In full and without alteration, return the records below.

Top of DATASET RECORDS

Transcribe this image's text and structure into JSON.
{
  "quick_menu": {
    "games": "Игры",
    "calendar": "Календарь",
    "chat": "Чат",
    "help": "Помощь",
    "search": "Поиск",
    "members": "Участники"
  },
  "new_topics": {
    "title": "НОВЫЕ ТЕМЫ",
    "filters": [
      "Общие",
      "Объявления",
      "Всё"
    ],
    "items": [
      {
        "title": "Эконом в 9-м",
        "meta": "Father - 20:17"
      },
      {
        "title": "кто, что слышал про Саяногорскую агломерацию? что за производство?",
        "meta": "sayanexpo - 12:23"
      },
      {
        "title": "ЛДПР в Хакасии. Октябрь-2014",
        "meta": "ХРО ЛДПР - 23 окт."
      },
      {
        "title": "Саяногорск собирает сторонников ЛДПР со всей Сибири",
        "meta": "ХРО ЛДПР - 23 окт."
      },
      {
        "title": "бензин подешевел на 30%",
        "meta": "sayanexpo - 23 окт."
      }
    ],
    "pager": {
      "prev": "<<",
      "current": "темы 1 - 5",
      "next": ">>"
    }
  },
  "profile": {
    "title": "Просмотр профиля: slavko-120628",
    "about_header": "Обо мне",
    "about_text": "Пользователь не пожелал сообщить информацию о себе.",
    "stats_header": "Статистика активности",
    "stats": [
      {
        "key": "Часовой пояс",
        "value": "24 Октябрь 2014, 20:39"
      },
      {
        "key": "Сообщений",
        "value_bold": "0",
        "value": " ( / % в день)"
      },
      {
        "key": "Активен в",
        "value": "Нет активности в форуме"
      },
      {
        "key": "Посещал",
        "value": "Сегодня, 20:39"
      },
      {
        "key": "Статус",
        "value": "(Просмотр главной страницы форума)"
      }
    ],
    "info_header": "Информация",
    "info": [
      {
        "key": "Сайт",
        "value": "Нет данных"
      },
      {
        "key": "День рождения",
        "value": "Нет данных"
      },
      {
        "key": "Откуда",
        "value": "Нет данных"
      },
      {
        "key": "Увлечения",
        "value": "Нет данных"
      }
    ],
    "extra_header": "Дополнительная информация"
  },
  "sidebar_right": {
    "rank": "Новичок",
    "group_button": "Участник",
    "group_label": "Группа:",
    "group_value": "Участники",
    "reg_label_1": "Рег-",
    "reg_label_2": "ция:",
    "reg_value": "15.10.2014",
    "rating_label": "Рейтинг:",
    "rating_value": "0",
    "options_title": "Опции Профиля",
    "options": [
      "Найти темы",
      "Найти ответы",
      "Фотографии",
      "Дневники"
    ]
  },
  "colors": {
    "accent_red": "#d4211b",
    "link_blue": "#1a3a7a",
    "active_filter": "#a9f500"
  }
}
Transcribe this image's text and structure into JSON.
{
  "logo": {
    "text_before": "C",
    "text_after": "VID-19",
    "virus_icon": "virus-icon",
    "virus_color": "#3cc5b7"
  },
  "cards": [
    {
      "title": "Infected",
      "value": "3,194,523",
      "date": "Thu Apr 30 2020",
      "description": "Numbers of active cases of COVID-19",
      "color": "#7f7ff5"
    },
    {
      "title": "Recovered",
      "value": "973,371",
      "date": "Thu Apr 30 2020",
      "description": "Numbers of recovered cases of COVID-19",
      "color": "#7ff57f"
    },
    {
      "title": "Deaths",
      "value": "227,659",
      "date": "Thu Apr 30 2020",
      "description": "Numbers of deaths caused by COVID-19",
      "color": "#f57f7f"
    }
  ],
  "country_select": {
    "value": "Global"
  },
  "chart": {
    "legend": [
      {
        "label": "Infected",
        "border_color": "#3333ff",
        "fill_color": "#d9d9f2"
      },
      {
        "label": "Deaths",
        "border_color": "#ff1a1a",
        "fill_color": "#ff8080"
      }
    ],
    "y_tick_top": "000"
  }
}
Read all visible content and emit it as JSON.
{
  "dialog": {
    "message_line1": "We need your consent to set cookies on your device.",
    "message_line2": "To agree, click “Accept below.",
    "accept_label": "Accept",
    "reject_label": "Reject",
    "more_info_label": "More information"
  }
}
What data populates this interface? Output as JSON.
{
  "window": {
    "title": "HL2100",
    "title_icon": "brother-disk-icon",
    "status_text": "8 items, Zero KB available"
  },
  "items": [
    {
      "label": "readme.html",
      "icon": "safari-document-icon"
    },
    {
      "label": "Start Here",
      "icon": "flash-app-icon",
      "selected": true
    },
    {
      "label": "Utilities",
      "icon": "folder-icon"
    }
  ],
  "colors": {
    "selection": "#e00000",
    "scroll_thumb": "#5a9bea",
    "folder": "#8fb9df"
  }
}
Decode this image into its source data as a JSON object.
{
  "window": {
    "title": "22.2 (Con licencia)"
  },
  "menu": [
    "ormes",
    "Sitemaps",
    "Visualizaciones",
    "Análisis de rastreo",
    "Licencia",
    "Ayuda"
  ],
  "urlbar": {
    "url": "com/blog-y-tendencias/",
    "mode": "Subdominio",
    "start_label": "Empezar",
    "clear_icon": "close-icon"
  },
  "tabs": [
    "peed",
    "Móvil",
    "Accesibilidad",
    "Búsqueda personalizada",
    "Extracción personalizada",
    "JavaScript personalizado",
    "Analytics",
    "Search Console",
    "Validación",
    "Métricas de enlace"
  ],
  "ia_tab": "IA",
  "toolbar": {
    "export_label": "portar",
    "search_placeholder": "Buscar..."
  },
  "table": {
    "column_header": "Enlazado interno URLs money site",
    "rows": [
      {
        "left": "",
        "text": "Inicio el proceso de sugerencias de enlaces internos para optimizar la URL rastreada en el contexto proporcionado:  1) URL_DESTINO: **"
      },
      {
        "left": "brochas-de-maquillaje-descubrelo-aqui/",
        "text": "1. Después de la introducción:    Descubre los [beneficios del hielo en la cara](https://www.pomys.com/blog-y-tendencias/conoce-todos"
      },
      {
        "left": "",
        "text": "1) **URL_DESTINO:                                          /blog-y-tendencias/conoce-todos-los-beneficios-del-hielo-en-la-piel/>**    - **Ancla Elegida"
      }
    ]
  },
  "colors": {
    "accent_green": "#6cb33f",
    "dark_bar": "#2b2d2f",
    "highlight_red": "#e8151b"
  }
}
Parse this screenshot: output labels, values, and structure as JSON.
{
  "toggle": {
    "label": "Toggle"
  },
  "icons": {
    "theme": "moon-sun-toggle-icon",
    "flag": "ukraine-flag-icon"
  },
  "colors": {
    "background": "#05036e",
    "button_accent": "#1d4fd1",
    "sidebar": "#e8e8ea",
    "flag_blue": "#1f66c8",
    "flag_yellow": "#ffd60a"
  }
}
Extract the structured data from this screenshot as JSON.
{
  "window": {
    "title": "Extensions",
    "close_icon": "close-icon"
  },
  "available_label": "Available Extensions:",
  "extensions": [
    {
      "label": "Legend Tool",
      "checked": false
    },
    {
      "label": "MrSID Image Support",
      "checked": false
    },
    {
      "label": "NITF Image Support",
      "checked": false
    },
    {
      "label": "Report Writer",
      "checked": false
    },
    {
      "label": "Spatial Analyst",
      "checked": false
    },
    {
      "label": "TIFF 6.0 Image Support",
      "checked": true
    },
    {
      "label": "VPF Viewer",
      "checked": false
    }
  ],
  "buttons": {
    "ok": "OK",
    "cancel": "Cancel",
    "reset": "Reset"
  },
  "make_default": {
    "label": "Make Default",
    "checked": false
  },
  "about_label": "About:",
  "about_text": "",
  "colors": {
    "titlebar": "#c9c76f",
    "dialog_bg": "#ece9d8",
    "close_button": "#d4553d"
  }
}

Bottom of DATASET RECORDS

_RESULT_
Transcribe this image's text and structure into JSON.
{
  "quick_menu": {
    "games": "Игры",
    "calendar": "Календарь",
    "chat": "Чат",
    "help": "Помощь",
    "search": "Поиск",
    "members": "Участники"
  },
  "new_topics": {
    "title": "НОВЫЕ ТЕМЫ",
    "filters": [
      "Общие",
      "Объявления",
      "Всё"
    ],
    "items": [
      {
        "title": "Эконом в 9-м",
        "meta": "Father - 20:17"
      },
      {
        "title": "кто, что слышал про Саяногорскую агломерацию? что за производство?",
        "meta": "sayanexpo - 12:23"
      },
      {
        "title": "ЛДПР в Хакасии. Октябрь-2014",
        "meta": "ХРО ЛДПР - 23 окт."
      },
      {
        "title": "Саяногорск собирает сторонников ЛДПР со всей Сибири",
        "meta": "ХРО ЛДПР - 23 окт."
      },
      {
        "title": "бензин подешевел на 30%",
        "meta": "sayanexpo - 23 окт."
      }
    ],
    "pager": {
      "prev": "<<",
      "current": "темы 1 - 5",
      "next": ">>"
    }
  },
  "profile": {
    "title": "Просмотр профиля: slavko-120628",
    "about_header": "Обо мне",
    "about_text": "Пользователь не пожелал сообщить информацию о себе.",
    "stats_header": "Статистика активности",
    "stats": [
      {
        "key": "Часовой пояс",
        "value": "24 Октябрь 2014, 20:39"
      },
      {
        "key": "Сообщений",
        "value_bold": "0",
        "value": " ( / % в день)"
      },
      {
        "key": "Активен в",
        "value": "Нет активности в форуме"
      },
      {
        "key": "Посещал",
        "value": "Сегодня, 20:39"
      },
      {
        "key": "Статус",
        "value": "(Просмотр главной страницы форума)"
      }
    ],
    "info_header": "Информация",
    "info": [
      {
        "key": "Сайт",
        "value": "Нет данных"
      },
      {
        "key": "День рождения",
        "value": "Нет данных"
      },
      {
        "key": "Откуда",
        "value": "Нет данных"
      },
      {
        "key": "Увлечения",
        "value": "Нет данных"
      }
    ],
    "extra_header": "Дополнительная информация"
  },
  "sidebar_right": {
    "rank": "Новичок",
    "group_button": "Участник",
    "group_label": "Группа:",
    "group_value": "Участники",
    "reg_label_1": "Рег-",
    "reg_label_2": "ция:",
    "reg_value": "15.10.2014",
    "rating_label": "Рейтинг:",
    "rating_value": "0",
    "options_title": "Опции Профиля",
    "options": [
      "Найти темы",
      "Найти ответы",
      "Фотографии",
      "Дневники"
    ]
  },
  "colors": {
    "accent_red": "#d4211b",
    "link_blue": "#1a3a7a",
    "active_filter": "#a9f500"
  }
}
Transcribe this image's text and structure into JSON.
{
  "logo": {
    "text_before": "C",
    "text_after": "VID-19",
    "virus_icon": "virus-icon",
    "virus_color": "#3cc5b7"
  },
  "cards": [
    {
      "title": "Infected",
      "value": "3,194,523",
      "date": "Thu Apr 30 2020",
      "description": "Numbers of active cases of COVID-19",
      "color": "#7f7ff5"
    },
    {
      "title": "Recovered",
      "value": "973,371",
      "date": "Thu Apr 30 2020",
      "description": "Numbers of recovered cases of COVID-19",
      "color": "#7ff57f"
    },
    {
      "title": "Deaths",
      "value": "227,659",
      "date": "Thu Apr 30 2020",
      "description": "Numbers of deaths caused by COVID-19",
      "color": "#f57f7f"
    }
  ],
  "country_select": {
    "value": "Global"
  },
  "chart": {
    "legend": [
      {
        "label": "Infected",
        "border_color": "#3333ff",
        "fill_color": "#d9d9f2"
      },
      {
        "label": "Deaths",
        "border_color": "#ff1a1a",
        "fill_color": "#ff8080"
      }
    ],
    "y_tick_top": "000"
  }
}
Read all visible content and emit it as JSON.
{
  "dialog": {
    "message_line1": "We need your consent to set cookies on your device.",
    "message_line2": "To agree, click “Accept below.",
    "accept_label": "Accept",
    "reject_label": "Reject",
    "more_info_label": "More information"
  }
}
What data populates this interface? Output as JSON.
{
  "window": {
    "title": "HL2100",
    "title_icon": "brother-disk-icon",
    "status_text": "8 items, Zero KB available"
  },
  "items": [
    {
      "label": "readme.html",
      "icon": "safari-document-icon"
    },
    {
      "label": "Start Here",
      "icon": "flash-app-icon",
      "selected": true
    },
    {
      "label": "Utilities",
      "icon": "folder-icon"
    }
  ],
  "colors": {
    "selection": "#e00000",
    "scroll_thumb": "#5a9bea",
    "folder": "#8fb9df"
  }
}
Decode this image into its source data as a JSON object.
{
  "window": {
    "title": "22.2 (Con licencia)"
  },
  "menu": [
    "ormes",
    "Sitemaps",
    "Visualizaciones",
    "Análisis de rastreo",
    "Licencia",
    "Ayuda"
  ],
  "urlbar": {
    "url": "com/blog-y-tendencias/",
    "mode": "Subdominio",
    "start_label": "Empezar",
    "clear_icon": "close-icon"
  },
  "tabs": [
    "peed",
    "Móvil",
    "Accesibilidad",
    "Búsqueda personalizada",
    "Extracción personalizada",
    "JavaScript personalizado",
    "Analytics",
    "Search Console",
    "Validación",
    "Métricas de enlace"
  ],
  "ia_tab": "IA",
  "toolbar": {
    "export_label": "portar",
    "search_placeholder": "Buscar..."
  },
  "table": {
    "column_header": "Enlazado interno URLs money site",
    "rows": [
      {
        "left": "",
        "text": "Inicio el proceso de sugerencias de enlaces internos para optimizar la URL rastreada en el contexto proporcionado:  1) URL_DESTINO: **"
      },
      {
        "left": "brochas-de-maquillaje-descubrelo-aqui/",
        "text": "1. Después de la introducción:    Descubre los [beneficios del hielo en la cara](https://www.pomys.com/blog-y-tendencias/conoce-todos"
      },
      {
        "left": "",
        "text": "1) **URL_DESTINO:                                          /blog-y-tendencias/conoce-todos-los-beneficios-del-hielo-en-la-piel/>**    - **Ancla Elegida"
      }
    ]
  },
  "colors": {
    "accent_green": "#6cb33f",
    "dark_bar": "#2b2d2f",
    "highlight_red": "#e8151b"
  }
}
Parse this screenshot: output labels, values, and structure as JSON.
{
  "toggle": {
    "label": "Toggle"
  },
  "icons": {
    "theme": "moon-sun-toggle-icon",
    "flag": "ukraine-flag-icon"
  },
  "colors": {
    "background": "#05036e",
    "button_accent": "#1d4fd1",
    "sidebar": "#e8e8ea",
    "flag_blue": "#1f66c8",
    "flag_yellow": "#ffd60a"
  }
}
Extract the structured data from this screenshot as JSON.
{
  "window": {
    "title": "Extensions",
    "close_icon": "close-icon"
  },
  "available_label": "Available Extensions:",
  "extensions": [
    {
      "label": "Legend Tool",
      "checked": false
    },
    {
      "label": "MrSID Image Support",
      "checked": false
    },
    {
      "label": "NITF Image Support",
      "checked": false
    },
    {
      "label": "Report Writer",
      "checked": false
    },
    {
      "label": "Spatial Analyst",
      "checked": false
    },
    {
      "label": "TIFF 6.0 Image Support",
      "checked": true
    },
    {
      "label": "VPF Viewer",
      "checked": false
    }
  ],
  "buttons": {
    "ok": "OK",
    "cancel": "Cancel",
    "reset": "Reset"
  },
  "make_default": {
    "label": "Make Default",
    "checked": false
  },
  "about_label": "About:",
  "about_text": "",
  "colors": {
    "titlebar": "#c9c76f",
    "dialog_bg": "#ece9d8",
    "close_button": "#d4553d"
  }
}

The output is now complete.